Leader of the research group, Dr. Steve Stice is responsible for remarkable breakthroughs with the research he oversees concerned with “pluripotent and adult stem cells in the areas of neurogenesis, toxicology and regenerative medicine.”
According the the press release, Stice said, “Complex fractures are a major cause of amputation of limbs for U.S. military men and women. For many young soldiers, their mental health becomes a real issue when they are confined to a bed for three to six months after an injury. This discovery may allow them to be up and moving as fast as days afterward.”
While regenerative bone research has been advancing for years, it’s now reached the application stage. UGA points out that much of the earlier research was done by medical scientists at the Baylor College of Medicine, Rice University and the University of Texas. Those early researchers have been incorporated into a working group to create a dynamic collaborative effort.
The latest research with sheep has shown that significant fractures can be healed in under a month. According to UGA, a “video of the healed animals at two weeks shows the rats running around and standing on their hind legs with no evidence of injury.”
The DOD is thrilled with the progress.

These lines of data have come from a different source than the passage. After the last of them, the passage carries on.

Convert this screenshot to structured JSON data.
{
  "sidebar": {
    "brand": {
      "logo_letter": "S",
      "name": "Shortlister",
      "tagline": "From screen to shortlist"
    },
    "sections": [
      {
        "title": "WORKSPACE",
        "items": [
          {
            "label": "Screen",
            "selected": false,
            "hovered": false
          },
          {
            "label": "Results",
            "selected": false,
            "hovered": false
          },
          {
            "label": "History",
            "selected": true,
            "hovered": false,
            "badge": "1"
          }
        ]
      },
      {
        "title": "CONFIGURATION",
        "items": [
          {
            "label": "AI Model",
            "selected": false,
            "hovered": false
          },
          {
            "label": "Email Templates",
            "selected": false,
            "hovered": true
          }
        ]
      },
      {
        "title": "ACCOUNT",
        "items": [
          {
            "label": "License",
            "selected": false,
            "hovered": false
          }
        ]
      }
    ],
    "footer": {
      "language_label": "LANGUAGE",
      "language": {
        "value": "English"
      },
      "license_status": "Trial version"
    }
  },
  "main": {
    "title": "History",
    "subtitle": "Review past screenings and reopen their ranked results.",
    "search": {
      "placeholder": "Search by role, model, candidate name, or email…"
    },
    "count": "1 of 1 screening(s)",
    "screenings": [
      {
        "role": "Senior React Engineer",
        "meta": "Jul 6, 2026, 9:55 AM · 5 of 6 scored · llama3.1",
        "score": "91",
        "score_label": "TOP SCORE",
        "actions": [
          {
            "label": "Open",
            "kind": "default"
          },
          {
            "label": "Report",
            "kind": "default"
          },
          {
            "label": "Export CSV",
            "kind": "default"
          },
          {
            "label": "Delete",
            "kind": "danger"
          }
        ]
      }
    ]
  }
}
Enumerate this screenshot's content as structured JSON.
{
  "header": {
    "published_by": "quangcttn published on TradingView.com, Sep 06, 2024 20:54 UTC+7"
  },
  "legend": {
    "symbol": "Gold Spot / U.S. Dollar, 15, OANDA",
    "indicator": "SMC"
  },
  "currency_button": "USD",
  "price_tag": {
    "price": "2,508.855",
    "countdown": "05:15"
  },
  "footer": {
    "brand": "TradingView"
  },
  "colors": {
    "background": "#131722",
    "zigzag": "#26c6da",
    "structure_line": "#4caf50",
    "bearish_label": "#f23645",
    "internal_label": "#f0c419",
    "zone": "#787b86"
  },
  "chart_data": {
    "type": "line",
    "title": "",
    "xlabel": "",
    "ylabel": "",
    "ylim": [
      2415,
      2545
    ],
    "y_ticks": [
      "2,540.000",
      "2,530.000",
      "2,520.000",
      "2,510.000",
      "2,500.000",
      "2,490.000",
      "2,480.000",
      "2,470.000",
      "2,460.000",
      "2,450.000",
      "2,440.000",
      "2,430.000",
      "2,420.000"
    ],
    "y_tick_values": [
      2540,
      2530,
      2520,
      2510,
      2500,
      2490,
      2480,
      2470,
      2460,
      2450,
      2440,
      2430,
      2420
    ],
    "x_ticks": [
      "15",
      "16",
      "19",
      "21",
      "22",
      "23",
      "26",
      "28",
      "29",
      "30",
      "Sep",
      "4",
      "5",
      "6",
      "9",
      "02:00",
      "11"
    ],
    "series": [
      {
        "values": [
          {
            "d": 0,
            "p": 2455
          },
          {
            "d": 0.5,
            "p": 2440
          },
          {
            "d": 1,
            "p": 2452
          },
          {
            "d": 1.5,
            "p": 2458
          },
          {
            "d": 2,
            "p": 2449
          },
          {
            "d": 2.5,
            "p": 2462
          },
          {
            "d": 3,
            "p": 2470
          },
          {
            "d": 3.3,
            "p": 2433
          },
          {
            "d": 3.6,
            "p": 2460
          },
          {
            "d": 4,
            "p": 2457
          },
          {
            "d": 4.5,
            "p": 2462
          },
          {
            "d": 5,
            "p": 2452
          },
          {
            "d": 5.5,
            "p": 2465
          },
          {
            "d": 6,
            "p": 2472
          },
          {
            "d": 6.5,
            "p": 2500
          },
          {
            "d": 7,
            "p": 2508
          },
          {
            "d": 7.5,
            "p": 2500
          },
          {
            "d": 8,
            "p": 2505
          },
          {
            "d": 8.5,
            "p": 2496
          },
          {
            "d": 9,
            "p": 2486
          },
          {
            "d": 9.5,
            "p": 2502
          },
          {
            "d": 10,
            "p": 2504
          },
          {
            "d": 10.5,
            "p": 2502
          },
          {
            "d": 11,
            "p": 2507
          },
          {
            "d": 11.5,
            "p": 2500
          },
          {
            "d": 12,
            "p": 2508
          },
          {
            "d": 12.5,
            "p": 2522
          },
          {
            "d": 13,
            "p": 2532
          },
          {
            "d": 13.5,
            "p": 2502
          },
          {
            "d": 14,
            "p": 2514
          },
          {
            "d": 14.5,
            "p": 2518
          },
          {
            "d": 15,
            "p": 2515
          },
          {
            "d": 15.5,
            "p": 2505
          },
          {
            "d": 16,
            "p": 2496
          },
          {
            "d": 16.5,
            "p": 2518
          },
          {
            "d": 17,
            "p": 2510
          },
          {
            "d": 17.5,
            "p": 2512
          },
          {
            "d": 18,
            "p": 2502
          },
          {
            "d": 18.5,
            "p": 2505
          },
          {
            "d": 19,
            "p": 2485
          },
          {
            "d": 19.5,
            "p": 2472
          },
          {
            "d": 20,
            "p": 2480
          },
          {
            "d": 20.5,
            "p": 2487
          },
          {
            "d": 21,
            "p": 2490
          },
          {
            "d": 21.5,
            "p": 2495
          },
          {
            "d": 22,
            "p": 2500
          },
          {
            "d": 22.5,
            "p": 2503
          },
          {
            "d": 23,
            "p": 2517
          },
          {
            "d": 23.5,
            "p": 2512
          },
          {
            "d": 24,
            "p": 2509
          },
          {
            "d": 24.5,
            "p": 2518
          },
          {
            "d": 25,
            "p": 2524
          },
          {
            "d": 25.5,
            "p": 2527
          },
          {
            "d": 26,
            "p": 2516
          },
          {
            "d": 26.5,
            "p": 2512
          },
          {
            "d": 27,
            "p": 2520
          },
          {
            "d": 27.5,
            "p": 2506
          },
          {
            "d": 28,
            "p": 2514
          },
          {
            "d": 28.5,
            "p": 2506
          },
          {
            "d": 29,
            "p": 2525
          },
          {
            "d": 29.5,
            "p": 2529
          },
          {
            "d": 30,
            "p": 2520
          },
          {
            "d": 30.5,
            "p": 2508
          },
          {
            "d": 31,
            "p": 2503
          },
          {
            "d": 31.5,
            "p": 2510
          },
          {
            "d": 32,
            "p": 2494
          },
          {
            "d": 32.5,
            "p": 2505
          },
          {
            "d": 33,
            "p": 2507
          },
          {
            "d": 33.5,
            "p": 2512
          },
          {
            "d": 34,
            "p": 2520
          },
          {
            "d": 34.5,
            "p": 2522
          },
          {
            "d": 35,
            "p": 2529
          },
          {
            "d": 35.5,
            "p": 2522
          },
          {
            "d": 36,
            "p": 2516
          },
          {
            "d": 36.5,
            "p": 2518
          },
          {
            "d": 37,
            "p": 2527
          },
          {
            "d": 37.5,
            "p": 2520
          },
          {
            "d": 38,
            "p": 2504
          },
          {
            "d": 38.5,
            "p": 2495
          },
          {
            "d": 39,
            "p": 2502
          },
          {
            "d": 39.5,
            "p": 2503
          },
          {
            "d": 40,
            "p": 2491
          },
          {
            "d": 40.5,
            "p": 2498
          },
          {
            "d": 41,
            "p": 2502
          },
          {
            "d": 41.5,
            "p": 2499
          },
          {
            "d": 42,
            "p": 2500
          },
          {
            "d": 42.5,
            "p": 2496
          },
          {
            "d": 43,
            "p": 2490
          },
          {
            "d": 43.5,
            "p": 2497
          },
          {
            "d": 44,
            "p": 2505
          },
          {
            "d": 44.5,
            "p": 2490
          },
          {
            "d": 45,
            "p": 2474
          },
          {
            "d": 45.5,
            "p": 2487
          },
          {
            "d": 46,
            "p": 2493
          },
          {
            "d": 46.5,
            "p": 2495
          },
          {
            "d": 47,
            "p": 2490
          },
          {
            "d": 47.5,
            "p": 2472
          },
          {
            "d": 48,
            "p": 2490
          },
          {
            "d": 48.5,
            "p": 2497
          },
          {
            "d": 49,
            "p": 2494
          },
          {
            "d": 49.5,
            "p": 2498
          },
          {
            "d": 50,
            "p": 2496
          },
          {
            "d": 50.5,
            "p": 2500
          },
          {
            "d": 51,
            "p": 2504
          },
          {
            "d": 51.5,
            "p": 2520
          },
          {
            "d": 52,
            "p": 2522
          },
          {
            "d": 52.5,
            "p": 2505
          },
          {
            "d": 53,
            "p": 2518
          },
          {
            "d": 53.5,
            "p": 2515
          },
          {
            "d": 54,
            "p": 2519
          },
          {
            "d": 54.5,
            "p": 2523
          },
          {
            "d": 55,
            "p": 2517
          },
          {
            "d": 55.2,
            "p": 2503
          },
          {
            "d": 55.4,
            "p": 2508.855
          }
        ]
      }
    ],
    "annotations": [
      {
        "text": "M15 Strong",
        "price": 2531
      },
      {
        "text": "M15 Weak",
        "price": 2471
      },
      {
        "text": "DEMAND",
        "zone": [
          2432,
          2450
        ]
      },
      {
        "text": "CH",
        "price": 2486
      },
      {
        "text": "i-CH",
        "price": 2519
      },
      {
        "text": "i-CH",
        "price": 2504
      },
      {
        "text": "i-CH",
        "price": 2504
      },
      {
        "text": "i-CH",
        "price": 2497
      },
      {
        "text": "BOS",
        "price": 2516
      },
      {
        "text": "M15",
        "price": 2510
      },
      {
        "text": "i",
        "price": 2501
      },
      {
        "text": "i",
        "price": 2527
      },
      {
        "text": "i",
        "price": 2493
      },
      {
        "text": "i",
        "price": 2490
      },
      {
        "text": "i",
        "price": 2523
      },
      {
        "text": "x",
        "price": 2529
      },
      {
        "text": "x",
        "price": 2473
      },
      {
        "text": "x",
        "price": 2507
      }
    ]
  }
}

“Our approach is biological with the putty,” Stice is quoted as saying in the UGA release. “Other groups are looking at polymers and engineering approaches like implants and replacements which may eventually be combined with our approach. We are looking at other applications, too, using this gel, or putty, to improve spinal fusion outcomes.”